Among the lines of the records below, copy those that hold the word "this".
══ Exercise data ══
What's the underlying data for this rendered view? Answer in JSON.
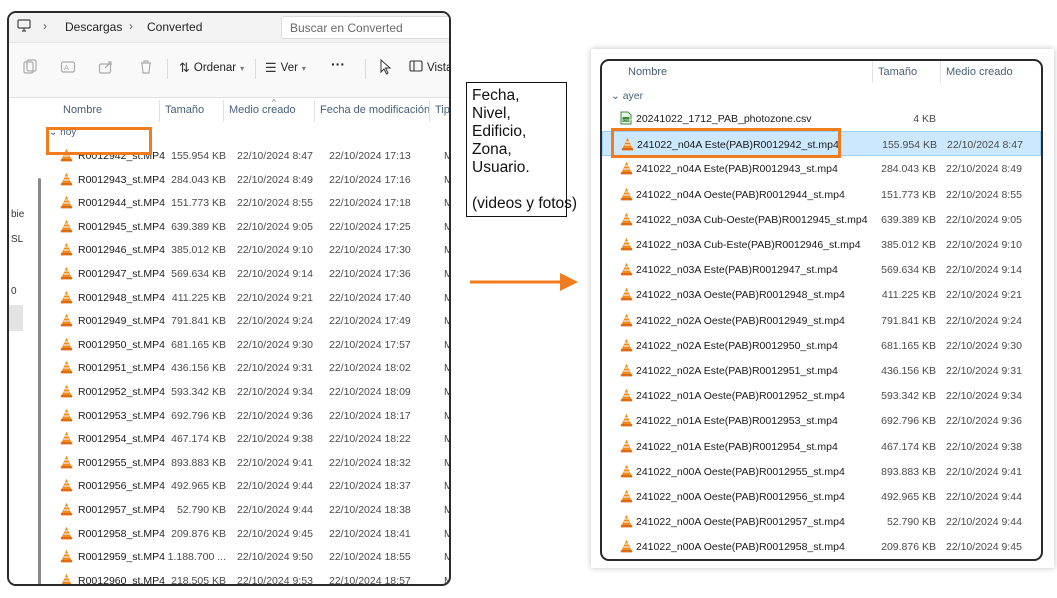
{
  "left_window": {
    "breadcrumb": [
      "Descargas",
      "Converted"
    ],
    "search_placeholder": "Buscar en Converted",
    "toolbar": {
      "sort_label": "Ordenar",
      "view_label": "Ver",
      "more_label": "···",
      "view_partial_label": "Vista"
    },
    "columns": [
      "Nombre",
      "Tamaño",
      "Medio creado",
      "Fecha de modificación",
      "Tip"
    ],
    "group_label": "hoy",
    "nav_fragments": [
      "bie",
      "SL",
      "0"
    ],
    "files": [
      {
        "name": "R0012942_st.MP4",
        "size": "155.954 KB",
        "media_created": "22/10/2024 8:47",
        "modified": "22/10/2024 17:13",
        "type": "MP"
      },
      {
        "name": "R0012943_st.MP4",
        "size": "284.043 KB",
        "media_created": "22/10/2024 8:49",
        "modified": "22/10/2024 17:16",
        "type": "MP"
      },
      {
        "name": "R0012944_st.MP4",
        "size": "151.773 KB",
        "media_created": "22/10/2024 8:55",
        "modified": "22/10/2024 17:18",
        "type": "MP"
      },
      {
        "name": "R0012945_st.MP4",
        "size": "639.389 KB",
        "media_created": "22/10/2024 9:05",
        "modified": "22/10/2024 17:25",
        "type": "MP"
      },
      {
        "name": "R0012946_st.MP4",
        "size": "385.012 KB",
        "media_created": "22/10/2024 9:10",
        "modified": "22/10/2024 17:30",
        "type": "MP"
      },
      {
        "name": "R0012947_st.MP4",
        "size": "569.634 KB",
        "media_created": "22/10/2024 9:14",
        "modified": "22/10/2024 17:36",
        "type": "MP"
      },
      {
        "name": "R0012948_st.MP4",
        "size": "411.225 KB",
        "media_created": "22/10/2024 9:21",
        "modified": "22/10/2024 17:40",
        "type": "MP"
      },
      {
        "name": "R0012949_st.MP4",
        "size": "791.841 KB",
        "media_created": "22/10/2024 9:24",
        "modified": "22/10/2024 17:49",
        "type": "MP"
      },
      {
        "name": "R0012950_st.MP4",
        "size": "681.165 KB",
        "media_created": "22/10/2024 9:30",
        "modified": "22/10/2024 17:57",
        "type": "MP"
      },
      {
        "name": "R0012951_st.MP4",
        "size": "436.156 KB",
        "media_created": "22/10/2024 9:31",
        "modified": "22/10/2024 18:02",
        "type": "MP"
      },
      {
        "name": "R0012952_st.MP4",
        "size": "593.342 KB",
        "media_created": "22/10/2024 9:34",
        "modified": "22/10/2024 18:09",
        "type": "MP"
      },
      {
        "name": "R0012953_st.MP4",
        "size": "692.796 KB",
        "media_created": "22/10/2024 9:36",
        "modified": "22/10/2024 18:17",
        "type": "MP"
      },
      {
        "name": "R0012954_st.MP4",
        "size": "467.174 KB",
        "media_created": "22/10/2024 9:38",
        "modified": "22/10/2024 18:22",
        "type": "MP"
      },
      {
        "name": "R0012955_st.MP4",
        "size": "893.883 KB",
        "media_created": "22/10/2024 9:41",
        "modified": "22/10/2024 18:32",
        "type": "MP"
      },
      {
        "name": "R0012956_st.MP4",
        "size": "492.965 KB",
        "media_created": "22/10/2024 9:44",
        "modified": "22/10/2024 18:37",
        "type": "MP"
      },
      {
        "name": "R0012957_st.MP4",
        "size": "52.790 KB",
        "media_created": "22/10/2024 9:44",
        "modified": "22/10/2024 18:38",
        "type": "MP"
      },
      {
        "name": "R0012958_st.MP4",
        "size": "209.876 KB",
        "media_created": "22/10/2024 9:45",
        "modified": "22/10/2024 18:41",
        "type": "MP"
      },
      {
        "name": "R0012959_st.MP4",
        "size": "1.188.700 ...",
        "media_created": "22/10/2024 9:50",
        "modified": "22/10/2024 18:55",
        "type": "MP"
      },
      {
        "name": "R0012960_st.MP4",
        "size": "218.505 KB",
        "media_created": "22/10/2024 9:53",
        "modified": "22/10/2024 18:57",
        "type": "MP"
      }
    ]
  },
  "note": {
    "lines": [
      "Fecha,",
      "Nivel,",
      "Edificio,",
      "Zona,",
      "Usuario."
    ],
    "footer": "(videos y fotos)"
  },
  "right_window": {
    "columns": [
      "Nombre",
      "Tamaño",
      "Medio creado"
    ],
    "group_label": "ayer",
    "files": [
      {
        "name": "20241022_1712_PAB_photozone.csv",
        "size": "4 KB",
        "media_created": "",
        "icon": "csv-file-icon"
      },
      {
        "name": "241022_n04A Este(PAB)R0012942_st.mp4",
        "size": "155.954 KB",
        "media_created": "22/10/2024 8:47",
        "icon": "vlc-icon",
        "selected": true
      },
      {
        "name": "241022_n04A Este(PAB)R0012943_st.mp4",
        "size": "284.043 KB",
        "media_created": "22/10/2024 8:49",
        "icon": "vlc-icon"
      },
      {
        "name": "241022_n04A Oeste(PAB)R0012944_st.mp4",
        "size": "151.773 KB",
        "media_created": "22/10/2024 8:55",
        "icon": "vlc-icon"
      },
      {
        "name": "241022_n03A Cub-Oeste(PAB)R0012945_st.mp4",
        "size": "639.389 KB",
        "media_created": "22/10/2024 9:05",
        "icon": "vlc-icon"
      },
      {
        "name": "241022_n03A Cub-Este(PAB)R0012946_st.mp4",
        "size": "385.012 KB",
        "media_created": "22/10/2024 9:10",
        "icon": "vlc-icon"
      },
      {
        "name": "241022_n03A Este(PAB)R0012947_st.mp4",
        "size": "569.634 KB",
        "media_created": "22/10/2024 9:14",
        "icon": "vlc-icon"
      },
      {
        "name": "241022_n03A Oeste(PAB)R0012948_st.mp4",
        "size": "411.225 KB",
        "media_created": "22/10/2024 9:21",
        "icon": "vlc-icon"
      },
      {
        "name": "241022_n02A Oeste(PAB)R0012949_st.mp4",
        "size": "791.841 KB",
        "media_created": "22/10/2024 9:24",
        "icon": "vlc-icon"
      },
      {
        "name": "241022_n02A Este(PAB)R0012950_st.mp4",
        "size": "681.165 KB",
        "media_created": "22/10/2024 9:30",
        "icon": "vlc-icon"
      },
      {
        "name": "241022_n02A Este(PAB)R0012951_st.mp4",
        "size": "436.156 KB",
        "media_created": "22/10/2024 9:31",
        "icon": "vlc-icon"
      },
      {
        "name": "241022_n01A Oeste(PAB)R0012952_st.mp4",
        "size": "593.342 KB",
        "media_created": "22/10/2024 9:34",
        "icon": "vlc-icon"
      },
      {
        "name": "241022_n01A Este(PAB)R0012953_st.mp4",
        "size": "692.796 KB",
        "media_created": "22/10/2024 9:36",
        "icon": "vlc-icon"
      },
      {
        "name": "241022_n01A Este(PAB)R0012954_st.mp4",
        "size": "467.174 KB",
        "media_created": "22/10/2024 9:38",
        "icon": "vlc-icon"
      },
      {
        "name": "241022_n00A Oeste(PAB)R0012955_st.mp4",
        "size": "893.883 KB",
        "media_created": "22/10/2024 9:41",
        "icon": "vlc-icon"
      },
      {
        "name": "241022_n00A Oeste(PAB)R0012956_st.mp4",
        "size": "492.965 KB",
        "media_created": "22/10/2024 9:44",
        "icon": "vlc-icon"
      },
      {
        "name": "241022_n00A Oeste(PAB)R0012957_st.mp4",
        "size": "52.790 KB",
        "media_created": "22/10/2024 9:44",
        "icon": "vlc-icon"
      },
      {
        "name": "241022_n00A Oeste(PAB)R0012958_st.mp4",
        "size": "209.876 KB",
        "media_created": "22/10/2024 9:45",
        "icon": "vlc-icon"
      }
    ]
  },
  "colors": {
    "highlight_orange": "#f07c1e",
    "arrow_orange": "#f07c1e",
    "selection_blue": "#cce8ff"
  }
}
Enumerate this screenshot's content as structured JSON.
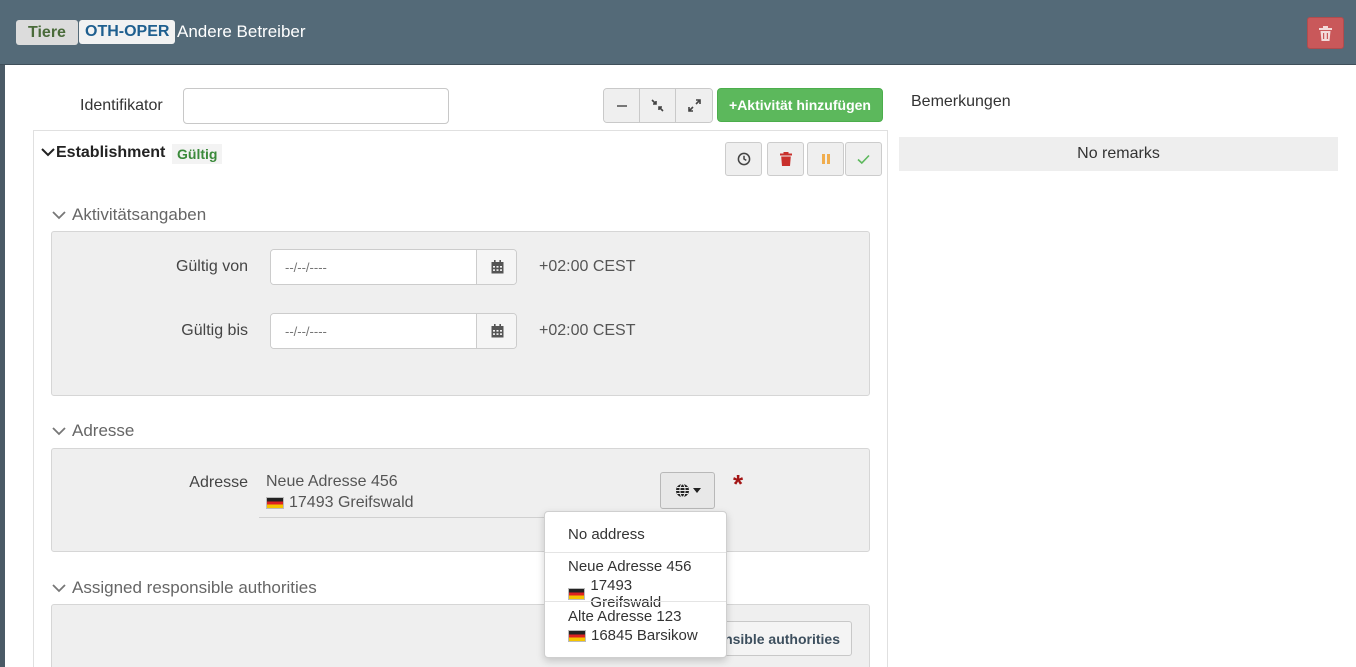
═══
### Written response:
What's the underlying data for this rendered view? Answer in JSON.
Enumerate this screenshot's content as structured JSON.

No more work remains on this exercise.